An outcome of this strategy that I appreciate the most is that it places importance on involvement and moving beyond that task of just having to show up for class. By asking each student to share with you their thoughts, you are giving them a louder voice in their learning experience and a greater drive to be fully present – in mind and body.
Would you like to know more?
- Ideas for getting students to reflect on their learning
- Three Ideas for Implementing Learner Reflection
- Ever thought about having students do audio reflection assignments?
Check out the other posts in the Strategy Bites series:
- Strategy Bites: Student-generated questions (3/26/2019)
- Strategy Bites: The muddiest point (3/14/2019)
- Strategy Bites: Brainstorming (2/19/2019)
- Strategy Bites: 4 corners (2/7/2019)
- Strategy Bites: Exit cards and closing summary (1/17/2019)
- Strategy Bites: Concept mapping (1/10/2019)
- Strategy Bites: One minute paper (11/20/2018)
- Strategy Bites: Think-pair-share (11/13/2018)
- Strategy Bites: Jigsaw (11/6/2018)
- Strategy Bites: Critical debate (10/23/2018)
How do you get students to reflect on their learning? To think about what they don’t know? Share your ideas!
Jasmine Parent is an M. Sc. graduate from the program of Global and Community Nutrition in the Department of Dietetics at McGill University. She is currently enrolled in the M. Ed. Technology Program at the University of British Columbia and works as an Assistant Online Course Developer at McGill’s Teaching and Learning Services. Her greatest passions include cooking and exploring healthy recipes, practicing yoga, and spending time in nature.
Featured Image photo credit: Victor Tangerman

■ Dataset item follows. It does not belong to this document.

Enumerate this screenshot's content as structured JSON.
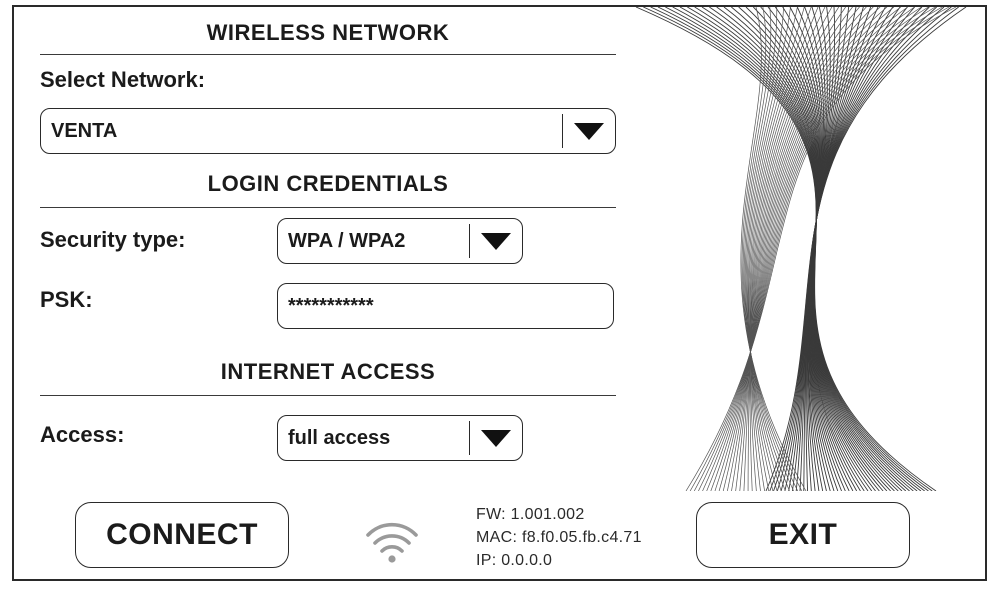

Jasmine Parent is an M.Sc. Graduate from the program of Global and Community Nutrition in the Department of Dietetics at McGill. She is currently enrolled in the Masters of Education Technology Program at UBC and she works as an Assistant Online Course Developer at TLS. Her greatest passions include cooking and exploring healthy recipes, practicing yoga and spending time in nature.